Ubiquitin is a small protein that occurs in most eukaryotic cells. Its main function is to mark other proteins for destruction, known as proteolysis. Several ubiquitin molecules attach to the condemned protein (polyubiquitination), and it then moves to a proteasome, a barrel-shaped structure where the proteolysis occurs. Ubiquitin can also mark transmembrane proteins (for example, receptors) for removal from the membrane.
Ubiquitin consists of 76 amino acids and has a molecular mass of about 8500 amu. It is highly conserved among eukaryotic species: Human and yeast ubiquitin share 96% sequence identity.
The process of marking a protein with ubiquitin consists of a series of steps:
- Activation of ubiquitin -- the carboxyl group of the terminal glycine of ubiquitin binds to the sulfhydryl group -SH of an ubiquitin-activating enzyme E1. The sulfhydryl group is a cysteine residue on the E1 protein. This step requires a ATP molecule as an energy source and results in the formation of a thioester bond between ubiquitin and E1.

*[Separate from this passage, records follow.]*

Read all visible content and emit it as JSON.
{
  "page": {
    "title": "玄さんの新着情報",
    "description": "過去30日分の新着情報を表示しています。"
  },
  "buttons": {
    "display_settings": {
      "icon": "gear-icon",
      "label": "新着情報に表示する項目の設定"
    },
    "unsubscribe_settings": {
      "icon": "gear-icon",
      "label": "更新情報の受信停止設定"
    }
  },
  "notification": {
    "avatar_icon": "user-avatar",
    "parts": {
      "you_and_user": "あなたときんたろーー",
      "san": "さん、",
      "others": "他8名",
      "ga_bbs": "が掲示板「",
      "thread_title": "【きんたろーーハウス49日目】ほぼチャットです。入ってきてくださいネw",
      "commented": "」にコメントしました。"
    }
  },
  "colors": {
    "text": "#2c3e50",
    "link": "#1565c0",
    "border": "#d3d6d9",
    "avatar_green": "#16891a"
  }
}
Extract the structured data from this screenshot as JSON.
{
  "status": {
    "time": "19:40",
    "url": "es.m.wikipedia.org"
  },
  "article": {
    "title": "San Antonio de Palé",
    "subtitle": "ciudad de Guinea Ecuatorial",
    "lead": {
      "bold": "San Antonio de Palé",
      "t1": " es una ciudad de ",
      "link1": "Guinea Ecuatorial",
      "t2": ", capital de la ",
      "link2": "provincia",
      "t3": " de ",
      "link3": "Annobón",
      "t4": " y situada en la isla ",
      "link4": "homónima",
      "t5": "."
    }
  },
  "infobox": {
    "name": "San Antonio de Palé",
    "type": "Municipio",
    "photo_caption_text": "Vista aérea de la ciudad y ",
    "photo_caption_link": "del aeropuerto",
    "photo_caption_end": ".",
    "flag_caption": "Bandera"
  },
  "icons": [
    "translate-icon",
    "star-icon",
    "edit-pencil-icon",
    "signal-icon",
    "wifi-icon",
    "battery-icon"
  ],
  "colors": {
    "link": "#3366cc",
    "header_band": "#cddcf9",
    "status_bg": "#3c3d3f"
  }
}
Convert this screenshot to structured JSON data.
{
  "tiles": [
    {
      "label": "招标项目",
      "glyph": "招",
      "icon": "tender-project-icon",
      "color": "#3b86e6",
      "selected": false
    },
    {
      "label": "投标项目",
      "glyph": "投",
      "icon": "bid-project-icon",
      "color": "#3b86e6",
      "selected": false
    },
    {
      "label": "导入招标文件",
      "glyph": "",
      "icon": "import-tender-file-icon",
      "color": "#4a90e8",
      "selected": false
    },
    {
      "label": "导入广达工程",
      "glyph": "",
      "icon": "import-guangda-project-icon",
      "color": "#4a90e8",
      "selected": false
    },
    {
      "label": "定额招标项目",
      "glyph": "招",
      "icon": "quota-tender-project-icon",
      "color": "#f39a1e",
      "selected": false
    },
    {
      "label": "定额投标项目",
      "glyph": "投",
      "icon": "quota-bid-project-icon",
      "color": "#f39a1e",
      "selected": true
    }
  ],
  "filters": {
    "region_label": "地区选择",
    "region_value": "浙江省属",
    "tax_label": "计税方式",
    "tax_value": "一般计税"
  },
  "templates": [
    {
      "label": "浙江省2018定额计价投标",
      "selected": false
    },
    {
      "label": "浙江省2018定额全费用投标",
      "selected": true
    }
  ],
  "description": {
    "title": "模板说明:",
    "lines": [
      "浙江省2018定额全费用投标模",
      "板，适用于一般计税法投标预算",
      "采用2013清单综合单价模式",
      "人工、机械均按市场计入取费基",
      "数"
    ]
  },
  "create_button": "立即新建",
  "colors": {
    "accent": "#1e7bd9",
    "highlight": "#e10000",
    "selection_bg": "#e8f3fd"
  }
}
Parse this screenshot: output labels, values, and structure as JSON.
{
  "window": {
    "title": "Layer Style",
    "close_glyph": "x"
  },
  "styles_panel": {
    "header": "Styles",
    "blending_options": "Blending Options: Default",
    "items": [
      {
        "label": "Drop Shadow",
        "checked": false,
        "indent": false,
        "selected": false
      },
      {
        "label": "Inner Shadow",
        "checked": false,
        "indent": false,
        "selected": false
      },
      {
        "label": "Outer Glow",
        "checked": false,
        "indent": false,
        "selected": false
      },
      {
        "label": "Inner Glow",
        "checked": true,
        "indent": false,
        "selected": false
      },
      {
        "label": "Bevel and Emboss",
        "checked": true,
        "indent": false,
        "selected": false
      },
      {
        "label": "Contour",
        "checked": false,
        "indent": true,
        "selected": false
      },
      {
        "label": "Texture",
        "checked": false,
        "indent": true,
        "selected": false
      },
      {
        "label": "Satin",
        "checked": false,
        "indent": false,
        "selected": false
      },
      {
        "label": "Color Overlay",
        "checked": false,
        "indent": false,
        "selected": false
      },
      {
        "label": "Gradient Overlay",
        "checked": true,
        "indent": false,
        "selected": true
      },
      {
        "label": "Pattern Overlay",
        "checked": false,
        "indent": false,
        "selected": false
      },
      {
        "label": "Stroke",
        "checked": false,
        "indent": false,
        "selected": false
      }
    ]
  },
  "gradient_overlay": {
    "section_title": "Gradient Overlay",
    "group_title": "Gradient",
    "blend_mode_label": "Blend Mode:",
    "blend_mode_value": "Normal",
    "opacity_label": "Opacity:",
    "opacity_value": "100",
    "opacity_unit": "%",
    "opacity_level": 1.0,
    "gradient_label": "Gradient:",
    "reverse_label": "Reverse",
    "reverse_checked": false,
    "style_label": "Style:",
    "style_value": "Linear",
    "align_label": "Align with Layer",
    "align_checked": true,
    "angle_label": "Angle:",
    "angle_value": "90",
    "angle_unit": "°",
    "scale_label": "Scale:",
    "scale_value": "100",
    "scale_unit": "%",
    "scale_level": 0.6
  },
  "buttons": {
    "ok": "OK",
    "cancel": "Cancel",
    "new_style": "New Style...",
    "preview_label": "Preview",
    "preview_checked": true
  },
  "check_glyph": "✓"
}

- Transfer of ubiquitin from E1 to the ubiquitin-conjugating enzyme E2 via trans(thio)esterification.
- Then, the final transfer of ubiquitin to the target protein can occur either:
directly from E2. This is primarily used when ubiquitin is transferred to another ubiquitin already in place, creating a branched ubiquitin chain.
via an E3 enzyme, which binds specifically to both E2 and the target protein. The target protein is usually a damaged or non-functional protein that is recognized by a destruction-targeting sequence. Ubiquitins then bind to a lysine residue in the target protein, eventually forming a tail of ubiquitin molecules. This is the typical way to mark specific proteins for proteolysis.
Finally, the marked protein is digested in the 26S-proteasome into small peptides, amino acids (usually 6-7 aa subunits). Although the ubiquitins also enter the proteasome, they are not degraded and may be used again.
The gene whose disruption causes Angelman syndrome, UBE3A, encodes an ubiquitin ligase (E3) enzyme termed E6-AP.
The ubiquitin pathway is thought to be the method of cellular egress for a number of retroviruses, including HIV and Ebola, but the exact mechanism by which this occurs has yet to be deduced.
The discovery of the role of ubiquitin in the proteolytic pathway earned Aaron Ciechanover, Avram Hershko and Irwin Rose the 2004 Nobel Prize in Chemistry.
Antibodies to ubiquitin are used in histology to identify abnormal accumulations of protein inside cells that are markers of disease. These accumulations are called inclusion bodies. Examples of such abnormal inclusions in cells are
Last updated: 05-08-2005 04:31:37